Abstract: The widespread use of controlled molecular-level motion in key natural processes suggests that great rewards could come from bridging the gap between the present generation of synthetic molecular systems, which by and large rely upon electronic and chemical effects to carry out their functions, and the machines of the macroscopic world, which utilize the synchronized movements of smaller parts to perform specific tasks. This is a scientific area of great contemporary interest and extraordinary recent growth, yet the notion of molecular-level machines dates back to a time when the ideas surrounding the statistical nature of matter and the laws of thermodynamics were first being formulated. Here we outline the exciting successes in taming molecular-level movement thus far, the underlying principles that all experimental designs must follow, and the early progress made towards utilizing synthetic molecular structures to perform tasks using mechanical motion. We also highlight some of the issues and challenges that still need to be overcome.

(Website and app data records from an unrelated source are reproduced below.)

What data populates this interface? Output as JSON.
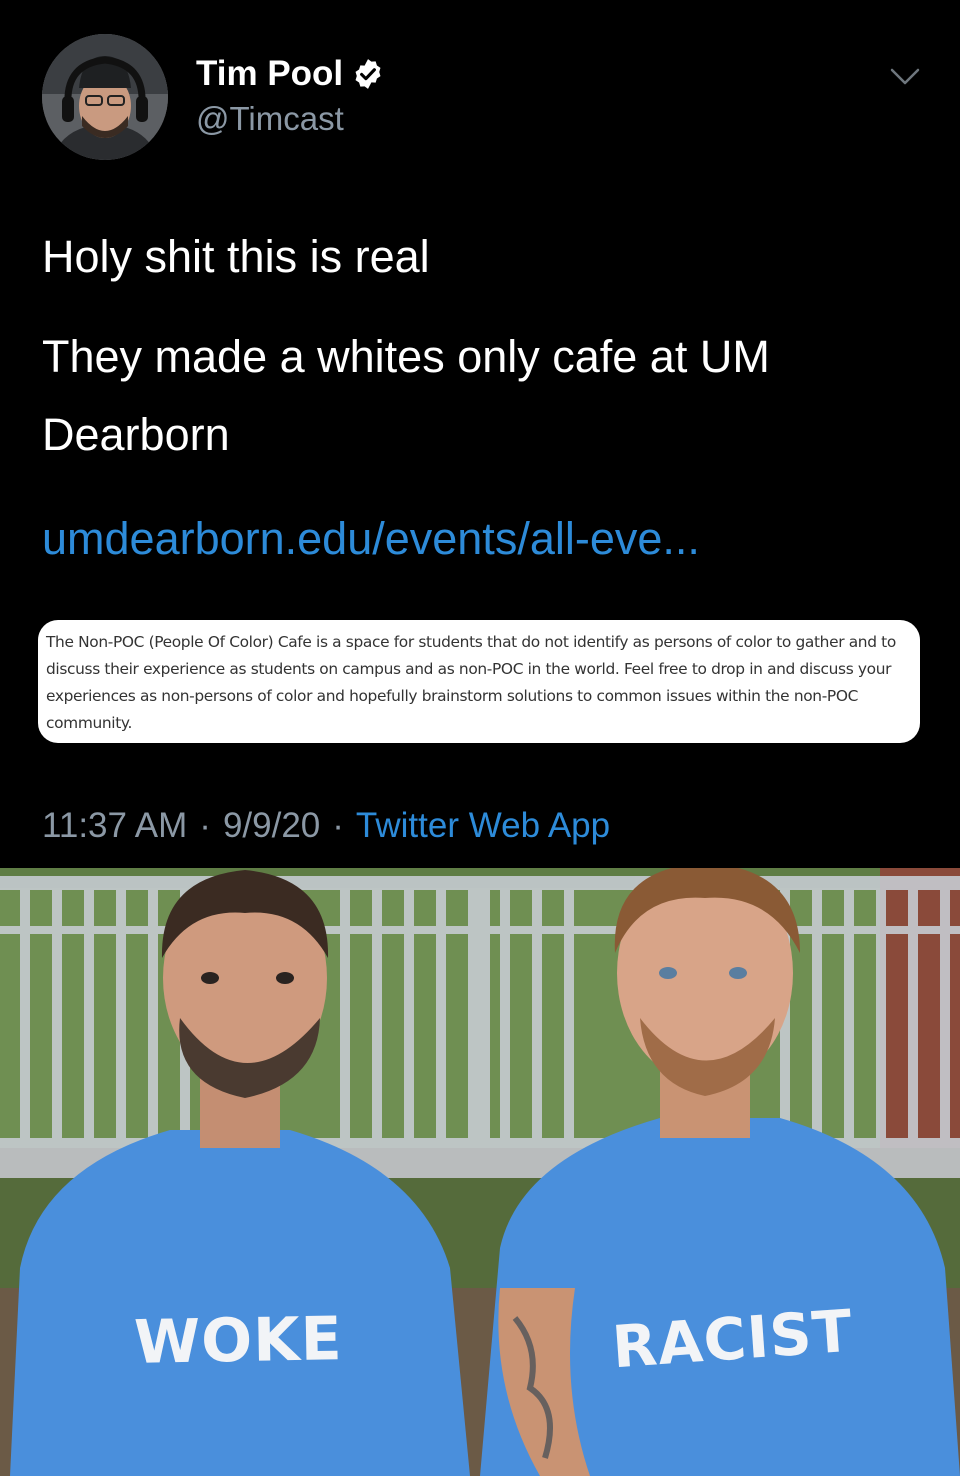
{
  "tweet": {
    "author_name": "Tim Pool",
    "handle": "@Timcast",
    "text_line1": "Holy shit this is real",
    "text_line2": "They made a whites only cafe at UM Dearborn",
    "link": "umdearborn.edu/events/all-eve...",
    "screenshot_text": "The Non-POC (People Of Color) Cafe is a space for students that do not identify as persons of color to gather and to discuss their experience as students on campus and as non-POC in the world. Feel free to drop in and discuss your experiences as non-persons of color and hopefully brainstorm solutions to common issues within the non-POC community.",
    "time": "11:37 AM",
    "date": "9/9/20",
    "source": "Twitter Web App",
    "separator": "·",
    "icons": [
      "avatar",
      "verified-badge-icon",
      "chevron-down-icon"
    ],
    "colors": {
      "background": "#000000",
      "link": "#2d8bd9",
      "secondary_text": "#8b98a5"
    }
  },
  "meme_photo": {
    "left_shirt": "WOKE",
    "right_shirt": "RACIST",
    "shirt_color": "#4a8fdc"
  }
}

TL;DR: Polymers containing cinnamic groups can be deformed and fixed into pre-determined shapes—such as elongated films and tubes, arches or spirals—by ultraviolet light illumination and can recover their original shape at ambient temperatures when exposed to ultraviolet light of a different wavelength.
Abstract: Materials are said to show a shape-memory effect if they can be deformed and fixed into a temporary shape, and recover their original, permanent shape only on exposure to an external stimulus. Shape-memory polymers have received increasing attention because of their scientific and technological significance. In principle, a thermally induced shape-memory effect can be activated by an increase in temperature (also obtained by heating on exposure to an electrical current or light illumination). Several papers have described light-induced changes in the shape of polymers and gels, such as contraction, bending or volume changes. Here we report that polymers containing cinnamic groups can be deformed and fixed into pre-determined shapes--such as (but not exclusively) elongated films and tubes, arches or spirals--by ultraviolet light illumination. These new shapes are stable for long time periods, even when heated to 50 degrees C, and they can recover their original shape at ambient temperatures when exposed to ultraviolet light of a different wavelength. The ability of polymers to form different pre-determined temporary shapes and subsequently recover their original shape at ambient temperatures by remote light activation could lead to a variety of potential medical and other applications.
TL;DR: It is discussed how the described shape-memory polymers show great potential for diverse applications, including in the medical arena, sensors, and actuators, and as dictated by macromolecular details.
Abstract: Shape-memory polymers (SMPs) have attracted significant attention from both industrial and academic researchers due to their useful and fascinating functionality. This review thoroughly examines progress in shape-memory polymers, including the very recent past, achieved by numerous groups around the world and our own research group. Considering all of the shape-memory polymers reviewed, we identify a classification scheme wherein nearly all SMPs may be associated with one of four classes in accordance with their shape fixing and recovering mechanisms and as dictated by macromolecular details. We discuss how the described shape-memory polymers show great potential for diverse applications, including in the medical arena, sensors, and actuators.